1. A reciprocating pump for a cryogenic fluid comprising:
- a pump cylinder made of a material with low thermal expansivity,
- a piston displaceable in said pump cylinder, and
- piston rings made of a self-lubricating material with a large expansivity than the material of said pump cylinder held on the circumferential surface of said piston,
- said piston comprising a core made of a material with relatively large thermal expansivity and a spacer sleeve made of a material with low thermal expansivity surrounding said core,
- said core protruding on both sides from said spacer sleeve and having expanding regions increasing conically towards its free ends,
- said piston rings surrounding said core in said expanding regions and supported against the end faces of said spacer sleeve.
2. A reciprocating pump as defined in claim 1, wherein
- said piston rings directly abut said conically expanding regions of said core.
3. A reciprocating pump as defined in claim 2, wherein
- said core consists of two components joined together within said spacer sleeve.
4. A reciprocating pump as defined in claim 1, wherein
- said expanding regions of said core are surrounded by a bearing ring divided up into segments by radial cuts to enable radial expansion of said bearing ring when axially displaced on said conically expanding regions
- said bearing ring supported at the end face of said spacer sleeve, and
- said piston ring surrounding said bearing ring and held thereon.
5. A reciprocating pump as defined in claim 4, wherein
- a conical surface of said bearing ring abuts the conical surface of said expanding region of said core, with the conicity of both parts being substantially identical.
6. A reciprocating pump as defined in claim 4, wherein
- said expanding region of said core is positioned on and releasable from said core at least at one end of said core.
7. A reciprocating pump as defined in claim 4, wherein
- said expanding regions comprise radially protruding flanges acting as axial stops for said piston rings.
|1520173||December 1924||Carr et al.|
|3999768||December 28, 1976||Jepsen|
|4156584||May 29, 1979||Schuck|
|4226169||October 7, 1980||Mazur et al.|
|4396362||August 2, 1983||Thompson et al.|

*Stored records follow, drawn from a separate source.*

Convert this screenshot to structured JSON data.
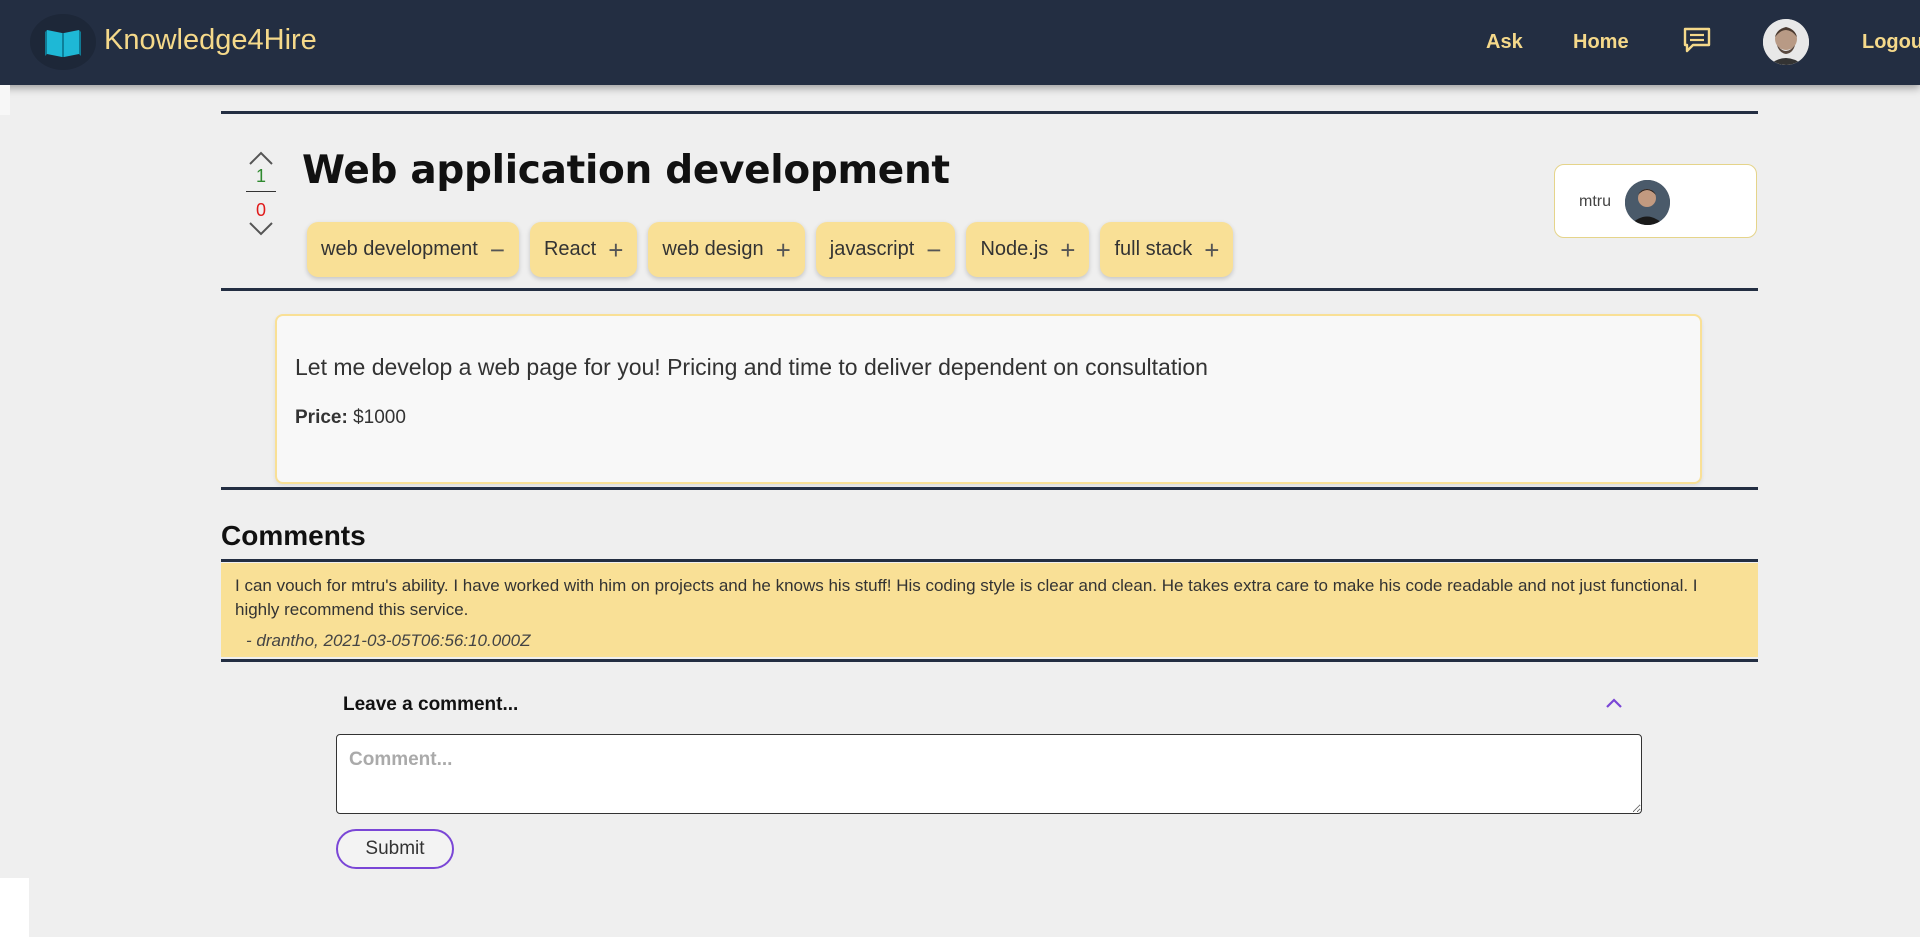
{
  "navbar": {
    "brand": "Knowledge4Hire",
    "links": {
      "ask": "Ask",
      "home": "Home",
      "logout": "Logout"
    },
    "icons": {
      "logo": "open-book-icon",
      "messages": "chat-bubble-icon",
      "avatar": "user-avatar"
    }
  },
  "post": {
    "title": "Web application development",
    "votes": {
      "up": "1",
      "down": "0"
    },
    "tags": [
      {
        "label": "web development",
        "action": "−"
      },
      {
        "label": "React",
        "action": "+"
      },
      {
        "label": "web design",
        "action": "+"
      },
      {
        "label": "javascript",
        "action": "−"
      },
      {
        "label": "Node.js",
        "action": "+"
      },
      {
        "label": "full stack",
        "action": "+"
      }
    ],
    "author": {
      "name": "mtru"
    },
    "description": "Let me develop a web page for you! Pricing and time to deliver dependent on consultation",
    "price_label": "Price:",
    "price_value": "$1000"
  },
  "comments": {
    "title": "Comments",
    "items": [
      {
        "text": "I can vouch for mtru's ability. I have worked with him on projects and he knows his stuff! His coding style is clear and clean. He takes extra care to make his code readable and not just functional. I highly recommend this service.",
        "meta": "- drantho, 2021-03-05T06:56:10.000Z"
      }
    ],
    "form": {
      "header": "Leave a comment...",
      "placeholder": "Comment...",
      "submit": "Submit"
    }
  },
  "colors": {
    "navbar": "#232e42",
    "accent_yellow": "#f9e096",
    "brand_text": "#f5d98a",
    "upvote": "#2f8a2f",
    "downvote": "#e01a1a",
    "submit_border": "#7a46d6"
  }
}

|4447195||May 8, 1984||Schuck|
|4578956||April 1, 1986||Young|
- Burr, M. E., "The Development of Large Diameter, High Pressure, Cryogenic dial Static Seals, " ASLE Preprint 76-AM-5B-2, paper presented at the 31st Annual ASLE Meeting; Philadelphia, Penn., May 10-13, 1976. Patent Abstracts of Japan, Section M, vol. 6 (1982), No. 130, (M-143)--JP 57-56 678 (4-5-82). Gottzmann, C. F., "High Pressure Liquid Hydrogen and Helium Pumps," AICE, Advances in Cryogenic Engineering, vol. 5, 1960, pp. 289-298.
Filed: Jun 17, 1987
Date of Patent: Mar 21, 1989
Assignee: Deutsche Forschungs- und Versuchsanstalt fur Luft- und Raumfahrt e.V.
Inventors: Gottfried Schneider (Stuttgart), Walter Peschka (Sindelfingen)
Primary Examiner: Robert E. Garrett
Assistant Examiner: George Kapsalas
Law Firm: Wolf, Greenfield & Sacks
Application Number: 7/63,251
International Classification: F16J 910; F16J 928; F04B 1508;